246. Southern bellesThe third neat thing is that we met up with Leslie, Mom's cousin at church and they invited us out to lunch afterward. We both absolutely adore Leslie - she is such a southern belle, vivacious and gracious at the same time. She and her teenage daughter Forrest treated us to lunch after church. When Blaze and Starlet finished their pizza and started to get antsy with all the "grown up girl" talk, Forrest graciously offered to take them for a walk and get them ice-creams so Mom and I and Leslie could keep chatting.

247. EtiquetteAs soon as Forrest had left with the girls, I told Leslie - your daughter is so polite and gracious! what's your trick? Leslie had all kinds of wonderful advice. She and Forrest have been doing etiquette classes together, and one of the neat things that I didn't realize about etiquette is that it's not just about fancy manners. The main principle is to "put other people at ease."

248. Tucking into bed.Another great piece of advice from Leslie was to always to make sure you tuck your kids in bed because even as teenagers, that is so important to them, and it is a time when they are more likely to talk about their day and things that are troubling them - keeps the lines of communication open.

249. Sunday night TVWhen I was growing up, every Sunday night we always watched Sixty Minutes and then shows on PBS including Masterpiece Theater. Sometimes I still go over to my parents' house on Sunday nights to watch TV with them (this is about the only TV I ever watch. It's just not the same watching these by myself).

250. Sullivan Ballou's letter to his wife Sarah.
We got a special treat on PBS our second-to-last night in Hilton Head: one of the Civil War episodes - my favorite one, where they read the heartbreakingly beautiful "Dear Sarah" letter at the end. I love this letter so much I think I'll copy it in entirety in a forthcoming post. It makes me cry every time though, esp. when it is read with the haunting Civil War theme music, Ashoken Farewell, playing in the background.

251. Ocean piers.Our last day in Hilton Hilton we visited Leslie and her family's beautiful house on Calibogue Bay. Their house is an adventure all in itself, with a fish pond out front, a giant swimming pool in the back, not to mention the bay. They have a huge pier going out into the bay, which the girls had so much fun running up and down.

252. Glass-walled restaurants.
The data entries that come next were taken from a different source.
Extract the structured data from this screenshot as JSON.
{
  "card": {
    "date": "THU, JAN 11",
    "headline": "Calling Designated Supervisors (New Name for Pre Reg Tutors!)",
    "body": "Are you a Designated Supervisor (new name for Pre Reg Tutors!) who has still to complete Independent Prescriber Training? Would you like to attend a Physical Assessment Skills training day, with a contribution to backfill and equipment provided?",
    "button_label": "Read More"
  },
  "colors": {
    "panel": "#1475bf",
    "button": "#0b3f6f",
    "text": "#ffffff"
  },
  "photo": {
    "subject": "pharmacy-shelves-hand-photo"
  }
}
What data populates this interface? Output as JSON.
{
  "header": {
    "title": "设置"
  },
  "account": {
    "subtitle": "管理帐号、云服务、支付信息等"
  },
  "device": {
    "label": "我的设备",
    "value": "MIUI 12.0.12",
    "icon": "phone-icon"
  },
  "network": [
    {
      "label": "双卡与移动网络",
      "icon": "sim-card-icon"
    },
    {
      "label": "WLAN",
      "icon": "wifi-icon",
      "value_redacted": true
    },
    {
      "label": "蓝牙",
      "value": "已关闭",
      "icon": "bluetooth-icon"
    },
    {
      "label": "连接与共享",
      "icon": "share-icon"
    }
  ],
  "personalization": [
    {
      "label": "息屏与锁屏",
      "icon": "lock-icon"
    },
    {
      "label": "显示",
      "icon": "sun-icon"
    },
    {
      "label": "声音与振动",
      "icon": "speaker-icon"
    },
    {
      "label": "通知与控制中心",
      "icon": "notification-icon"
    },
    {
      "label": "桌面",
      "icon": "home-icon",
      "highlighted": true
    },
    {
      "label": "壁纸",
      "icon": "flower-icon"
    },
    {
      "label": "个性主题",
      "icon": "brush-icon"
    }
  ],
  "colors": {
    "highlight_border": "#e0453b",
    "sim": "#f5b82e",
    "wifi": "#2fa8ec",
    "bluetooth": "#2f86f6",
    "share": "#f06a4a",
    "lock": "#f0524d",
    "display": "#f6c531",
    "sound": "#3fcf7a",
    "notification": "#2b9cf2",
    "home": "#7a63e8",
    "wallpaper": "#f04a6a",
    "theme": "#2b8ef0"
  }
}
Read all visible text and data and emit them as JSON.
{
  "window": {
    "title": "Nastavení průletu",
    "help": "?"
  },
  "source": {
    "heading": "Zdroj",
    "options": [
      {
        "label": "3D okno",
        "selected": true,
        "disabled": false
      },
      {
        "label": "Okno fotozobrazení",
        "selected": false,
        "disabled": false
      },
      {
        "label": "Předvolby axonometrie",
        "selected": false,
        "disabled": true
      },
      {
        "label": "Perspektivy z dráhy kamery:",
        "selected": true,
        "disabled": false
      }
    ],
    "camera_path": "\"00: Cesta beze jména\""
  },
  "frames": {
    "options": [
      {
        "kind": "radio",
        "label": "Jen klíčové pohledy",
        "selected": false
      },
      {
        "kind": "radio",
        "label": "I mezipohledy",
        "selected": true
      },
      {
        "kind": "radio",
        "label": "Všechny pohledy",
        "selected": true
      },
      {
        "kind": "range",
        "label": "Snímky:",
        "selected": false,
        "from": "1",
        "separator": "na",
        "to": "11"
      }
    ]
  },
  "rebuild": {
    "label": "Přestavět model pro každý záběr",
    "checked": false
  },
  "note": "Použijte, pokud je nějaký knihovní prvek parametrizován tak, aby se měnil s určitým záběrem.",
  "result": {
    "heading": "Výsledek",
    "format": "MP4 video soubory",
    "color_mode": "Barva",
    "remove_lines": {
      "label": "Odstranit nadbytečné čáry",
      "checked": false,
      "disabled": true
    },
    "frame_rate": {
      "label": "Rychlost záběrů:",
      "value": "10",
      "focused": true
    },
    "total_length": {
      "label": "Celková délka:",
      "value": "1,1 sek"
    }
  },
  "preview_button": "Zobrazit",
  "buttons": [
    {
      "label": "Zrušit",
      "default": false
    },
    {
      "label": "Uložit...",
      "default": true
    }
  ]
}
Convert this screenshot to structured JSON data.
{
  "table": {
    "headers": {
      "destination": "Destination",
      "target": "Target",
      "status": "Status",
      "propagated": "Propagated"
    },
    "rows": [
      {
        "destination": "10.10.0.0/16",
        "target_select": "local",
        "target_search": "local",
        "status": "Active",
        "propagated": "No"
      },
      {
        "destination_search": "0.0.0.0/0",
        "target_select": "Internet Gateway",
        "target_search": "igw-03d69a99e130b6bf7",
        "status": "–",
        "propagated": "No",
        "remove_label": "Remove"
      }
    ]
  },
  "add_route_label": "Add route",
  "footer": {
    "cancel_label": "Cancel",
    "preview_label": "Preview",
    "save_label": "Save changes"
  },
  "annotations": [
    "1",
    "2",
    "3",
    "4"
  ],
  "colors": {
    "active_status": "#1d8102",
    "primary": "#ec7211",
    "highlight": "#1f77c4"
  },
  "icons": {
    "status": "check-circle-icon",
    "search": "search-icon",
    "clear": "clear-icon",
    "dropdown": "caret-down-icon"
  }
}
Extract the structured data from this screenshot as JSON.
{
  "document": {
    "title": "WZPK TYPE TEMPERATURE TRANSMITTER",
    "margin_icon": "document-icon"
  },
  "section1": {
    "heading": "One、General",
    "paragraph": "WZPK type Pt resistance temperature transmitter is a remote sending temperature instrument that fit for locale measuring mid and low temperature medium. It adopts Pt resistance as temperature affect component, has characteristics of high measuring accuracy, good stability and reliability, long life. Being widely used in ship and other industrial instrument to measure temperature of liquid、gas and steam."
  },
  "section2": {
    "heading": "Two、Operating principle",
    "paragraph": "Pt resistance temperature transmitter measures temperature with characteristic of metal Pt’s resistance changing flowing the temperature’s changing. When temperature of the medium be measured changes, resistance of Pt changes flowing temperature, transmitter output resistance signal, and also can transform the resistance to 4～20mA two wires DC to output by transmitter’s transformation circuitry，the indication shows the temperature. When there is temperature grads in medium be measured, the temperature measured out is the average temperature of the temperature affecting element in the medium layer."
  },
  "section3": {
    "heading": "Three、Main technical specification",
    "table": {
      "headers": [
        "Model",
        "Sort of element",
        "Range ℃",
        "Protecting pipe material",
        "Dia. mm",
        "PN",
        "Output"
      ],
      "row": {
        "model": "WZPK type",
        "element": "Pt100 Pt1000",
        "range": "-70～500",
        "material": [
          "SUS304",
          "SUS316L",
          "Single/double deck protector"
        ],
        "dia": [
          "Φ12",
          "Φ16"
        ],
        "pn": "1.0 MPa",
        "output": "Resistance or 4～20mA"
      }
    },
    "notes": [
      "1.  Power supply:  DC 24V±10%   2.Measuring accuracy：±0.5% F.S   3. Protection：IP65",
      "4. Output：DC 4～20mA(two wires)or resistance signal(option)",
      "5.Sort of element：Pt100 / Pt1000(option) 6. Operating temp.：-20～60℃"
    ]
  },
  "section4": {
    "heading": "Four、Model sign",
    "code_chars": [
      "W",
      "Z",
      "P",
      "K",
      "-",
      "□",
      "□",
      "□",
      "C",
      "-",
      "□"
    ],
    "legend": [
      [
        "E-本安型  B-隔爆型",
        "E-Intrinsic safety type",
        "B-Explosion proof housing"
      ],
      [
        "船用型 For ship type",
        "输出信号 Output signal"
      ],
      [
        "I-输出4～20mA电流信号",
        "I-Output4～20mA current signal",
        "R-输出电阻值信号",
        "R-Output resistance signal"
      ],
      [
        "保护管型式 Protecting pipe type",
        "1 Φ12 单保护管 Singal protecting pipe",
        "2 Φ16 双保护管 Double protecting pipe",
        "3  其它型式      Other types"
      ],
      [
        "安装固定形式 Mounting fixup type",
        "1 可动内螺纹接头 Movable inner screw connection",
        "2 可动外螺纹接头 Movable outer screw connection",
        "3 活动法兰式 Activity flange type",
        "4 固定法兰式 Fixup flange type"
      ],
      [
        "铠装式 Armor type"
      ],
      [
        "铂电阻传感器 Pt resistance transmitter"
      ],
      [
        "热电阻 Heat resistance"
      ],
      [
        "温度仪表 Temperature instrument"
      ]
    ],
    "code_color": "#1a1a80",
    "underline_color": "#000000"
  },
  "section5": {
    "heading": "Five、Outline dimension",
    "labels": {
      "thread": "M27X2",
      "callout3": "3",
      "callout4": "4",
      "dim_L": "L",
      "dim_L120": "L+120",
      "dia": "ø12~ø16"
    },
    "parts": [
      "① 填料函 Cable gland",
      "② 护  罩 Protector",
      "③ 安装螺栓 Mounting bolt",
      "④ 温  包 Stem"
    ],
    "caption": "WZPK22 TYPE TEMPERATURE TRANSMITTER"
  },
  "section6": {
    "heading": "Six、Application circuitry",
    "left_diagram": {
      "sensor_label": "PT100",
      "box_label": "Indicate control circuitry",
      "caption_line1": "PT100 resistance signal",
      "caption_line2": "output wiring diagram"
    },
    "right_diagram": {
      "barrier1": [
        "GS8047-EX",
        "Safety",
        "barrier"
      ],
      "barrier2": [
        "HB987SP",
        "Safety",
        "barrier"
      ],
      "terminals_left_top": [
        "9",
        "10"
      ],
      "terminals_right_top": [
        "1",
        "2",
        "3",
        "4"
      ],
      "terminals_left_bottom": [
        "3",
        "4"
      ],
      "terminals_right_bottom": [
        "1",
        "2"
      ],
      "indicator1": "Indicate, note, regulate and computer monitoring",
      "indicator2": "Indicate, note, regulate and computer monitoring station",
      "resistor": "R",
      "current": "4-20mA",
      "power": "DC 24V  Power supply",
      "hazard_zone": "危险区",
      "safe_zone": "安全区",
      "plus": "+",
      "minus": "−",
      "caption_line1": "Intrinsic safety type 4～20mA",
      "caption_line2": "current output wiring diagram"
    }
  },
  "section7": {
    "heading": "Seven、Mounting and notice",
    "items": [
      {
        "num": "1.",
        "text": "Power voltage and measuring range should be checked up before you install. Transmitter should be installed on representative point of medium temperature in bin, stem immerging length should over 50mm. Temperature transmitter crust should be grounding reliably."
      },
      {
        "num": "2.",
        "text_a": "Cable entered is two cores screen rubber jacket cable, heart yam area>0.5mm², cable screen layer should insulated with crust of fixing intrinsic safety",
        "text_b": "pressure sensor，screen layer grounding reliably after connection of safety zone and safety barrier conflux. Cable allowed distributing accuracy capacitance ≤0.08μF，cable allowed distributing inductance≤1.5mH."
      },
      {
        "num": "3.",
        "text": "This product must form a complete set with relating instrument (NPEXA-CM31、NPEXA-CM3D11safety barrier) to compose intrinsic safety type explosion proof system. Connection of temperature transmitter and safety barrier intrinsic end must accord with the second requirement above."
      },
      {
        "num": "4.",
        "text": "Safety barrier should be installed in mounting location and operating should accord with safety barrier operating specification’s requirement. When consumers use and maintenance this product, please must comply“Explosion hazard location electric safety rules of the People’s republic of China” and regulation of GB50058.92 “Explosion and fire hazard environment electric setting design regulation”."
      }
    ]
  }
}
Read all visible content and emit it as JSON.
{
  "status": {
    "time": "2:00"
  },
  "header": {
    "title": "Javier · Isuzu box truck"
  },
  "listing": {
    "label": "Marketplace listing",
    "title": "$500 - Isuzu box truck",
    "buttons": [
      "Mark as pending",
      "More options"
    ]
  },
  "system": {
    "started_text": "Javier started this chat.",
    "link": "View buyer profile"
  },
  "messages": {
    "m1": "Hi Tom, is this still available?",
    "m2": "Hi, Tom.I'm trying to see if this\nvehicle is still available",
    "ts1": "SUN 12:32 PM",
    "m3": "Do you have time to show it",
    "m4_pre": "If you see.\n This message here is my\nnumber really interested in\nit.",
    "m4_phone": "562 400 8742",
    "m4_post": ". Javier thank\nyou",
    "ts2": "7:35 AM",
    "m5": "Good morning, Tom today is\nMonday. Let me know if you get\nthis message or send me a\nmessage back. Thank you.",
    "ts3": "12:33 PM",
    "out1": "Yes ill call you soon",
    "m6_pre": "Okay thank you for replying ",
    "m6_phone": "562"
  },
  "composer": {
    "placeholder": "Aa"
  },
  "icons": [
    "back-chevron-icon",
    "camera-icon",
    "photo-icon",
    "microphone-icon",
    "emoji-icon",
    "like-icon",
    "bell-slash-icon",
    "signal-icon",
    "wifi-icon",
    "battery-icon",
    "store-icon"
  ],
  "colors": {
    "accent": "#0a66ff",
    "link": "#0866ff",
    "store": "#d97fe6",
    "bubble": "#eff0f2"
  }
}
Then we went out to dinner at the Weston Hotel, which is right on the beach, and the restaurant has glass walls so you almost feel like you are right over the beach. The girls love going to the Weston too because it has all sorts of ponds, pools, fountains and a series of funny pelican statues scattered all around the grounds.

253. "See you around the pool hall."Dad's parting remark when we left Tuesday morning to return to Laramie

254. Free snacks.
The girls were really good on the airplane, though at one point Starlet started crying (I forgot why). Anyway, I took her back to the bathroom, and one of the flight attendants saw her crying. She gave Starlet a free box of snacks (which you normally have to pay 6 or 7 dollars for) and then when she saw I had another daughter, she gave Blaze a free snack box too. Just a little act of kindness, but it brightened our long travel day.

255. Praying with a loved one.One last gift, perhaps the most wonderful of all for spring break - you know how I amazed I was when Mom said she believed all the great Biblical preaching at church? Even more wonderful, one night she asked me to pray with her. She says that Dad's illness and poor spirits has driven to her knees in prayer more than once. I cannot describe my joy to feel the beginnings of spiritual fellowship with my mother!